Let me say that again. I would type a sentence, and hear people inhale, or snicker, or lean together to discuss it. Now, I guess I knew this might happen. And, at first, while I was messing around with notes, it was funny. Even useful. But then I started writing. And it was like they were INSIDE MY BRAIN.
The longest I ever sunk into the story before remembering that people were watching was about 45 seconds. Often I would be halfway through a sentence and someone would stop by to chat or offer suggestions or ask where the bathrooms were. Which is what I signed up for, of course: this was meant to be interactive. But it was like being woken from a deep sleep eighty times an hour. Two parts of my brain that don’t normally meet were knocking into each other and I wasn’t sure which of them was me.
By the two-hour mark, I was flagging. The story wasn’t awful, but it didn’t feel right. It was derivative, of me; like something not new. I wasn’t connected to it. I had honestly tried to do this right, but if I’d been at home, at this point I would have closed the document and checked my email.
Since that would have been inappropriate with an audience, I ploughed on. At 2pm, I finished. I thanked everyone who had stuck around, and I meant it, even though I already knew I would be spending the next few days trying to scrub them out of my brain. Then I left. I felt like someone had beaten the creative part of my mind with sticks. The rest of the day, I struggled to talk like a human being. True, I have that problem normally. But this was even worse than usual.
The next time I sat down in my study, I felt them there: phantom story-watchers.

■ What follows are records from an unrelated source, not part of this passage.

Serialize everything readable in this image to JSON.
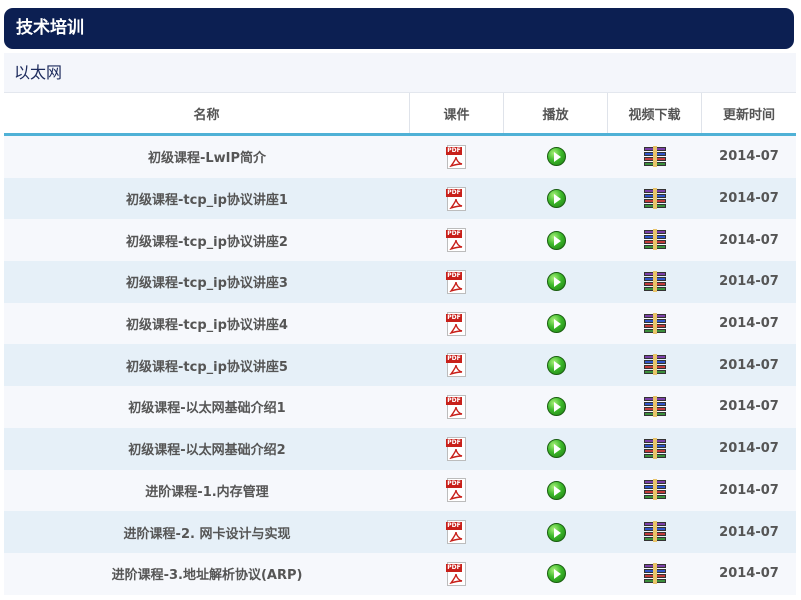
{
  "header": {
    "title": "技术培训"
  },
  "section": {
    "title": "以太网"
  },
  "columns": {
    "name": "名称",
    "courseware": "课件",
    "play": "播放",
    "video_download": "视频下载",
    "updated": "更新时间"
  },
  "icons": {
    "courseware": "pdf-icon",
    "play": "play-icon",
    "download": "archive-download-icon"
  },
  "colors": {
    "header_bg": "#0c1f52",
    "accent_line": "#4fb1d6",
    "row_odd": "#f6f8fc",
    "row_even": "#e6f0f8"
  },
  "pdf_label": "PDF",
  "rows": [
    {
      "name": "初级课程-LwIP简介",
      "date": "2014-07"
    },
    {
      "name": "初级课程-tcp_ip协议讲座1",
      "date": "2014-07"
    },
    {
      "name": "初级课程-tcp_ip协议讲座2",
      "date": "2014-07"
    },
    {
      "name": "初级课程-tcp_ip协议讲座3",
      "date": "2014-07"
    },
    {
      "name": "初级课程-tcp_ip协议讲座4",
      "date": "2014-07"
    },
    {
      "name": "初级课程-tcp_ip协议讲座5",
      "date": "2014-07"
    },
    {
      "name": "初级课程-以太网基础介绍1",
      "date": "2014-07"
    },
    {
      "name": "初级课程-以太网基础介绍2",
      "date": "2014-07"
    },
    {
      "name": "进阶课程-1.内存管理",
      "date": "2014-07"
    },
    {
      "name": "进阶课程-2. 网卡设计与实现",
      "date": "2014-07"
    },
    {
      "name": "进阶课程-3.地址解析协议(ARP)",
      "date": "2014-07"
    }
  ]
}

Halfway through my first sentence, I almost braced for a snicker. But it didn’t come. After a while, I forgot about it. I was okay. I was safe again.